diminished sensitivity as a consequence of constant stimulation
conversion of one form of energy into another; the transforming of stimulus energies, such as sights, sounds, and smells, into neural impulses our brain can interpret.
the adjustable opening in the center of the eye through which light enters
the process by which the eye's lens changes shape to focus near or far objects on the retina.
Rods and Cones
retinal receptors that detect black, white and gray, AND color sensations, respectively. The former is necessary for peripheral vision and twilight vision.
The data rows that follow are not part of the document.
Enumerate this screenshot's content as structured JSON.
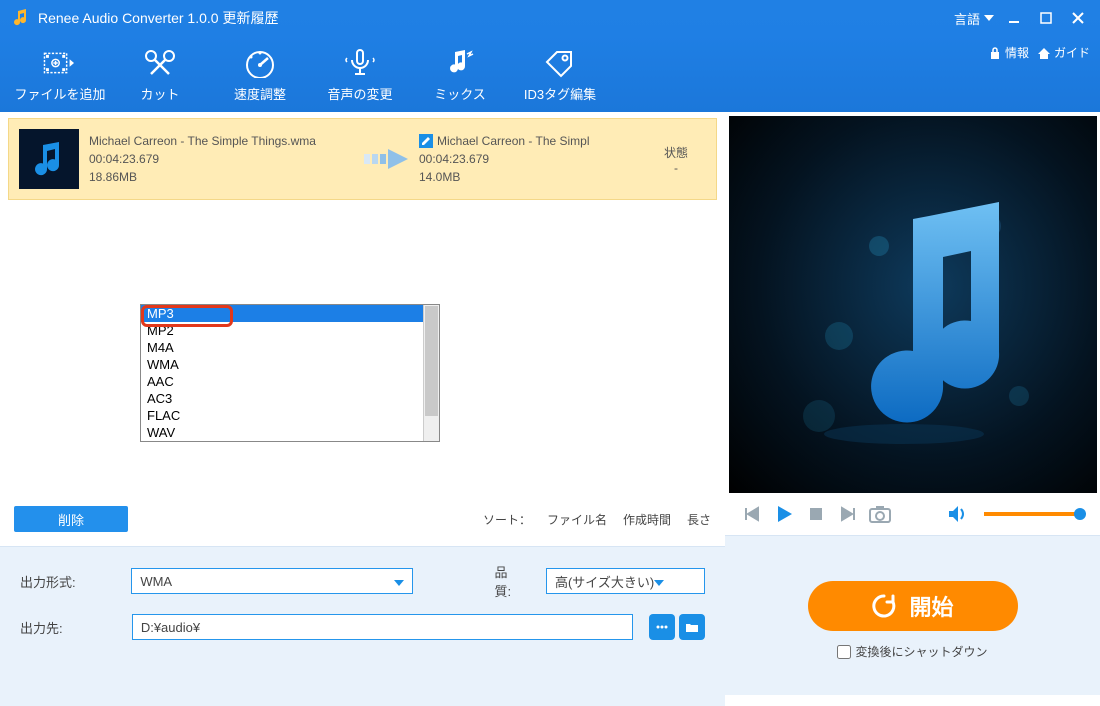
{
  "titlebar": {
    "title": "Renee Audio Converter 1.0.0 更新履歴",
    "language": "言語"
  },
  "toolbar": {
    "items": [
      {
        "label": "ファイルを追加"
      },
      {
        "label": "カット"
      },
      {
        "label": "速度調整"
      },
      {
        "label": "音声の変更"
      },
      {
        "label": "ミックス"
      },
      {
        "label": "ID3タグ編集"
      }
    ],
    "info": "情報",
    "guide": "ガイド"
  },
  "file": {
    "src_name": "Michael Carreon - The Simple Things.wma",
    "src_duration": "00:04:23.679",
    "src_size": "18.86MB",
    "out_name": "Michael Carreon - The Simpl",
    "out_duration": "00:04:23.679",
    "out_size": "14.0MB",
    "status_label": "状態",
    "status_value": "-"
  },
  "dropdown": {
    "options": [
      "MP3",
      "MP2",
      "M4A",
      "WMA",
      "AAC",
      "AC3",
      "FLAC",
      "WAV"
    ]
  },
  "actions": {
    "delete": "削除",
    "sort_label": "ソート：",
    "sort_filename": "ファイル名",
    "sort_created": "作成時間",
    "sort_length": "長さ"
  },
  "bottom": {
    "format_label": "出力形式:",
    "format_value": "WMA",
    "quality_label": "品質:",
    "quality_value": "高(サイズ大きい)",
    "dest_label": "出力先:",
    "dest_value": "D:¥audio¥"
  },
  "right": {
    "start": "開始",
    "shutdown": "変換後にシャットダウン"
  }
}
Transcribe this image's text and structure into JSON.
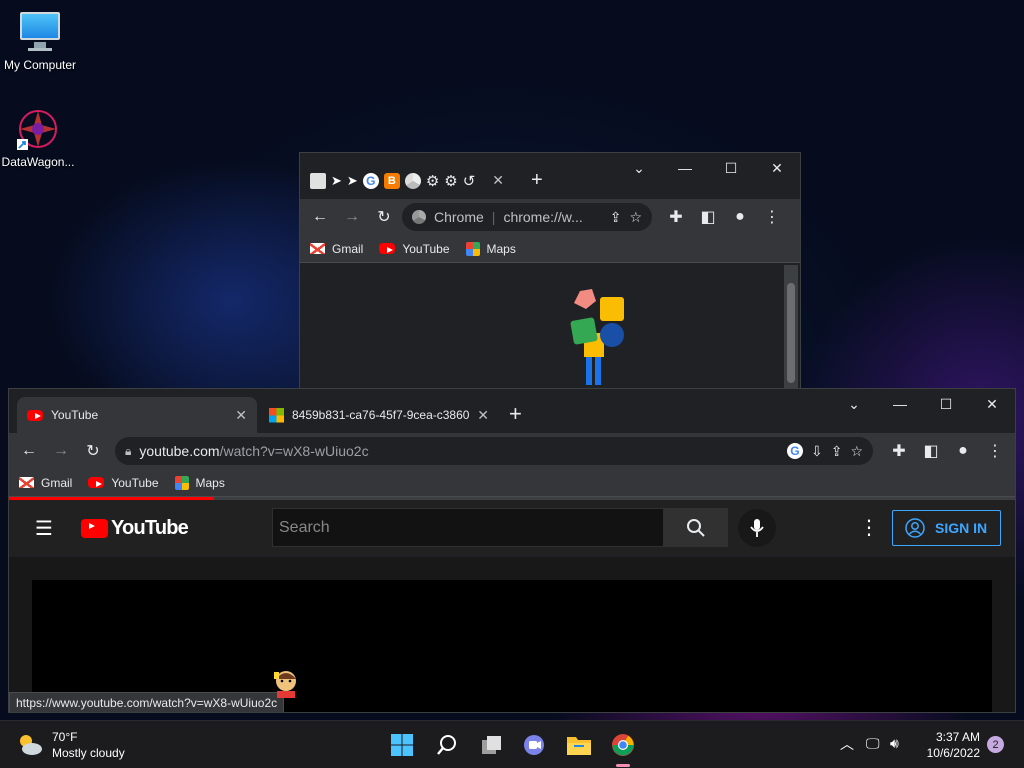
{
  "desktop": {
    "icons": [
      {
        "label": "My Computer"
      },
      {
        "label": "DataWagon..."
      }
    ]
  },
  "back_window": {
    "omnibox_site": "Chrome",
    "omnibox_url": "chrome://w...",
    "bookmarks": [
      "Gmail",
      "YouTube",
      "Maps"
    ]
  },
  "front_window": {
    "tabs": [
      {
        "label": "YouTube"
      },
      {
        "label": "8459b831-ca76-45f7-9cea-c3860"
      }
    ],
    "url_domain": "youtube.com",
    "url_path": "/watch?v=wX8-wUiuo2c",
    "bookmarks": [
      "Gmail",
      "YouTube",
      "Maps"
    ],
    "status_url": "https://www.youtube.com/watch?v=wX8-wUiuo2c"
  },
  "youtube": {
    "logo_text": "YouTube",
    "search_placeholder": "Search",
    "sign_in": "SIGN IN"
  },
  "taskbar": {
    "weather_temp": "70°F",
    "weather_desc": "Mostly cloudy",
    "time": "3:37 AM",
    "date": "10/6/2022",
    "notifications": "2"
  },
  "colors": {
    "youtube_red": "#ff0000",
    "chrome_dark": "#202124",
    "toolbar": "#35363a",
    "sign_in_blue": "#3ea6ff"
  }
}
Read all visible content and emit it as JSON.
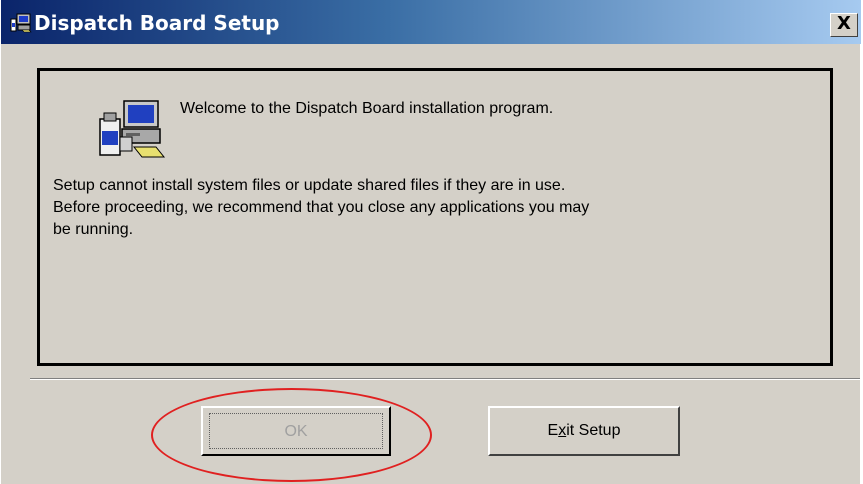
{
  "window": {
    "title": "Dispatch Board Setup",
    "close_label": "X"
  },
  "panel": {
    "welcome": "Welcome to the Dispatch Board installation program.",
    "lines": [
      "Setup cannot install system files or update shared files if they are in use.",
      "Before proceeding, we recommend that you close any applications you may",
      "be running."
    ]
  },
  "buttons": {
    "ok_label": "OK",
    "exit_prefix": "E",
    "exit_mnemonic": "x",
    "exit_suffix": "it Setup"
  },
  "colors": {
    "titlebar_start": "#0a246a",
    "titlebar_end": "#a6caf0",
    "dialog_face": "#d4d0c8",
    "highlight": "#e02020"
  },
  "icons": {
    "title": "setup-computer-icon",
    "panel": "computer-install-icon"
  }
}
The latter functions in daylight or in well-lit conditions.
the nerve that carries neural impulses from the eye to the brain
the central focal point in the retina, around which the eye's cones cluster.
nerve cells in the brain that respond to specific features of the stimulus, such as shape, angle, or movement.
the processing of several aspects of a problem SIMULTANEOUSLY.
Young-Helmholtz trichromatic theory
the theory that the retina contains three different color receptors--one most sensitive to red, one to green, and one to blue--which when stimulated in combination can produce the perception of any color.
the theory that opposing retinal processes (red-green, yellow-blue, white-black) enable color vision.
the sense or act of hearing
a coiled, bony, fluid-filled tube in the inner ear through which sound waves trigger nerve impulses.
in hearing, the theory that the rate of nerve impulses traveling up the auditory nerve matches the frequency of a tone, thus enabling us to sense its pitch.
Conduction hearing loss
hearing loss caused by damage to the mechanical system that conducts sound waves to the cochlea.
the theory that the spinal cord contains a neurological "gate" that blocks pain signals or allows them to pass on to the brain
the principle that one sense may influence another, as when the smell of food influences its taste.
the system for sensing the position and movement of individual body parts.
the sense of body movement and position, including the sense of balance.
Sensorineural hearing loss
hearing loss caused by damage to the cochlea;s receptor cells or to the auditory nerves (aka "nerve deafness")